The difference between the second and third photos is only the position of the black foam board. It's that simple to completely change the aesthetics of the photo. In the third photo we managed to focus attention on the strawberries thanks to the fact that we have killed the reflections and excess light. By blocking the light, it has become a photograph that encompasses more mystery. It's now more dark & moody

Using the same lighting scheme we have taken the camera and shot another photo at 45º against the main light source. In this series, this angle is not the one that convinces us the most, but again, it is a matter of changing a few elements and trying again. For example, if we want the background to be seen more, we can put the white foam board closer to bounce more light. Another solution would be to use a lighter backdrop and test the same scene with the same light scheme with that backdrop.
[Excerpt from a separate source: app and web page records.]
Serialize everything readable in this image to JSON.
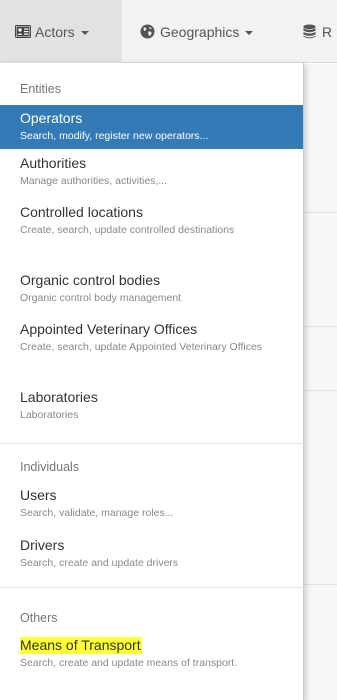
{
  "navbar": {
    "actors_label": "Actors",
    "geographics_label": "Geographics",
    "more_label": "R"
  },
  "dropdown": {
    "sections": [
      {
        "header": "Entities",
        "items": [
          {
            "title": "Operators",
            "desc": "Search, modify, register new operators..."
          },
          {
            "title": "Authorities",
            "desc": "Manage authorities, activities,..."
          },
          {
            "title": "Controlled locations",
            "desc": "Create, search, update controlled destinations"
          },
          {
            "title": "Organic control bodies",
            "desc": "Organic control body management"
          },
          {
            "title": "Appointed Veterinary Offices",
            "desc": "Create, search, update Appointed Veterinary Offices"
          },
          {
            "title": "Laboratories",
            "desc": "Laboratories"
          }
        ]
      },
      {
        "header": "Individuals",
        "items": [
          {
            "title": "Users",
            "desc": "Search, validate, manage roles..."
          },
          {
            "title": "Drivers",
            "desc": "Search, create and update drivers"
          }
        ]
      },
      {
        "header": "Others",
        "items": [
          {
            "title": "Means of Transport",
            "desc": "Search, create and update means of transport."
          }
        ]
      }
    ]
  },
  "colors": {
    "active_bg": "#337ab7",
    "highlight": "#ffff33",
    "navbar_bg": "#f2f2f2"
  },
  "icons": {
    "actors": "id-card-icon",
    "geographics": "globe-icon",
    "more": "database-icon"
  }
}
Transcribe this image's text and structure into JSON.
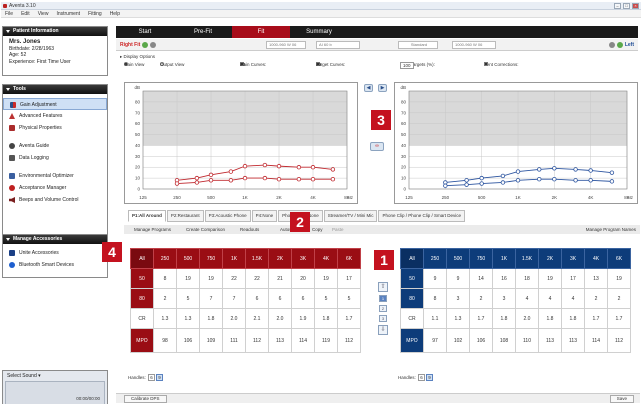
{
  "window": {
    "title": "Aventa 3.10"
  },
  "menu": [
    "File",
    "Edit",
    "View",
    "Instrument",
    "Fitting",
    "Help"
  ],
  "patient": {
    "header": "Patient Information",
    "name": "Mrs. Jones",
    "birthdate": "Birthdate: 2/28/1963",
    "age": "Age: 52",
    "experience": "Experience: First Time User"
  },
  "tools": {
    "header": "Tools",
    "items": [
      "Gain Adjustment",
      "Advanced Features",
      "Physical Properties",
      "Aventa Guide",
      "Data Logging",
      "Environmental Optimizer",
      "Acceptance Manager",
      "Beeps and Volume Control"
    ]
  },
  "accessories": {
    "header": "Manage Accessories",
    "items": [
      "Unite Accessories",
      "Bluetooth Smart Devices"
    ]
  },
  "sound": {
    "label": "Select Sound",
    "time": "00:00/00:00"
  },
  "tabs": [
    "Start",
    "Pre-Fit",
    "Fit",
    "Summary"
  ],
  "ctrl": {
    "right_fit": "Right Fit",
    "left_fit": "Left",
    "field1": "1000-960 W 06",
    "field2": "AI 60 b",
    "field3": "Standard",
    "field4": "1000-960 W 06"
  },
  "display_options": {
    "label": "Display Options",
    "gain_view": "Gain View",
    "output_view": "Output View",
    "gain_curves": "Gain Curves:",
    "gc1": "50",
    "gc2": "80",
    "target_curves": "Target Curves:",
    "tc1": "50",
    "tc2": "80",
    "gain_targets": "Gain Targets (%):",
    "gain_targets_value": "100",
    "vent": "Vent Corrections:"
  },
  "graph": {
    "y_label": "dB",
    "y_ticks": [
      "80",
      "70",
      "60",
      "50",
      "40",
      "30",
      "20",
      "10",
      "0"
    ],
    "x_ticks": [
      "125",
      "250",
      "500",
      "1K",
      "2K",
      "4K",
      "8K"
    ],
    "x_unit": "Hz"
  },
  "chart_data": [
    {
      "type": "line",
      "title": "",
      "ylabel": "dB",
      "xlabel": "Hz",
      "ylim": [
        0,
        90
      ],
      "x": [
        250,
        375,
        500,
        750,
        1000,
        1500,
        2000,
        3000,
        4000,
        6000
      ],
      "series": [
        {
          "values": [
            8,
            10,
            13,
            16,
            21,
            22,
            21,
            20,
            20,
            18
          ],
          "color": "#c0282e"
        },
        {
          "values": [
            5,
            6,
            8,
            8,
            10,
            10,
            9,
            9,
            9,
            9
          ],
          "color": "#c0282e"
        }
      ]
    },
    {
      "type": "line",
      "title": "",
      "ylabel": "dB",
      "xlabel": "Hz",
      "ylim": [
        0,
        90
      ],
      "x": [
        250,
        375,
        500,
        750,
        1000,
        1500,
        2000,
        3000,
        4000,
        6000
      ],
      "series": [
        {
          "values": [
            6,
            8,
            10,
            12,
            16,
            18,
            19,
            18,
            17,
            15
          ],
          "color": "#2d55a0"
        },
        {
          "values": [
            3,
            4,
            5,
            6,
            8,
            9,
            9,
            8,
            8,
            7
          ],
          "color": "#2d55a0"
        }
      ]
    }
  ],
  "program_tabs": [
    "P1:All Around",
    "P2:Restaurant",
    "P3:Acoustic Phone",
    "P4:None",
    "Phone Now: None",
    "Streamer/TV / Mini Mic",
    "Phone Clip / Phone Clip / Smart Device"
  ],
  "toolrow": {
    "manage": "Manage Programs",
    "create": "Create Comparison",
    "readouts": "Readouts",
    "autosave": "Autosave",
    "copy": "Copy",
    "paste": "Paste",
    "manage_names": "Manage Program Names"
  },
  "table": {
    "cols": [
      "All",
      "250",
      "500",
      "750",
      "1K",
      "1.5K",
      "2K",
      "3K",
      "4K",
      "6K"
    ],
    "row_labels": [
      "50",
      "80",
      "CR",
      "MPO"
    ],
    "right": [
      [
        "9",
        "9",
        "14",
        "16",
        "18",
        "19",
        "17",
        "13",
        "19"
      ],
      [
        "8",
        "3",
        "2",
        "3",
        "4",
        "4",
        "4",
        "2",
        "2"
      ],
      [
        "1.1",
        "1.3",
        "1.7",
        "1.8",
        "2.0",
        "1.8",
        "1.8",
        "1.7",
        "1.7"
      ],
      [
        "97",
        "102",
        "106",
        "108",
        "110",
        "113",
        "113",
        "114",
        "112"
      ]
    ],
    "left": [
      [
        "8",
        "19",
        "19",
        "22",
        "22",
        "21",
        "20",
        "19",
        "17"
      ],
      [
        "2",
        "5",
        "7",
        "7",
        "6",
        "6",
        "6",
        "5",
        "5"
      ],
      [
        "1.3",
        "1.3",
        "1.8",
        "2.0",
        "2.1",
        "2.0",
        "1.9",
        "1.8",
        "1.7"
      ],
      [
        "98",
        "106",
        "109",
        "111",
        "112",
        "113",
        "114",
        "119",
        "112"
      ]
    ],
    "handles_label": "Handles:",
    "handles": [
      "6",
      "9"
    ]
  },
  "midnav": {
    "up": "⇧",
    "b1": "1",
    "b2": "2",
    "b3": "3",
    "down": "⇩"
  },
  "callouts": [
    "1",
    "2",
    "3",
    "4"
  ],
  "status": {
    "calibrate": "Calibrate DPS",
    "save": "Save"
  }
}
Everything affects the light. If our scheme has not worked for you exactly the way it has in our case, it is normal. Therefore, all you have to remember are the three steps to take dark food photographs:

  1. After setting up the scene and with the camera on the tripod, shoot a photo with your light source unchanged.
  2. Take the black foam boards and block the light until the glare disappears.
  3. Take a white foam board and fill in the shadows.
  • The light from our main light source

We have done the whole session on a cloudy day. With which the light was ideal. One option you have is to wait until it is cloudy and take dark photos that day. Another option is to diffuse the light with a diffuser, just as you would with flash light.

  • The window

Window size and orientation can also play a big factor in light. You can try another window in the house and see if the photo changes.

  • The roof

Our ceiling is very low. The cloudy day and the fact that the light enters on a downward diagonal helps it not reflect much light on the ceiling and fill the scene too much. However, because it is a very low ceiling, something always fills in. If you have higher ceilings your image will look darker.

  • Editing the photos

Obviously these images are edited to get the best out of the light and the scene. We have made an edit that for us is very simple with Lightroom. Basically our goal in editing has been to try to highlight the strawberries and the backdrop and that the shadows have interesting gradients. We recommend you take a look at the radial filter tool in Lightroom. Basically, you can make a pretty fuzzy circle that differentiates the exposure from inside and outside of the circle. In this case, we have used a circle to lower the exposure of the background and another to raise the exposure of the strawberries. Something very simple and tremendously effective.

And those may be some of the reasons why your photo is not the same as ours. Anyways, the idea of "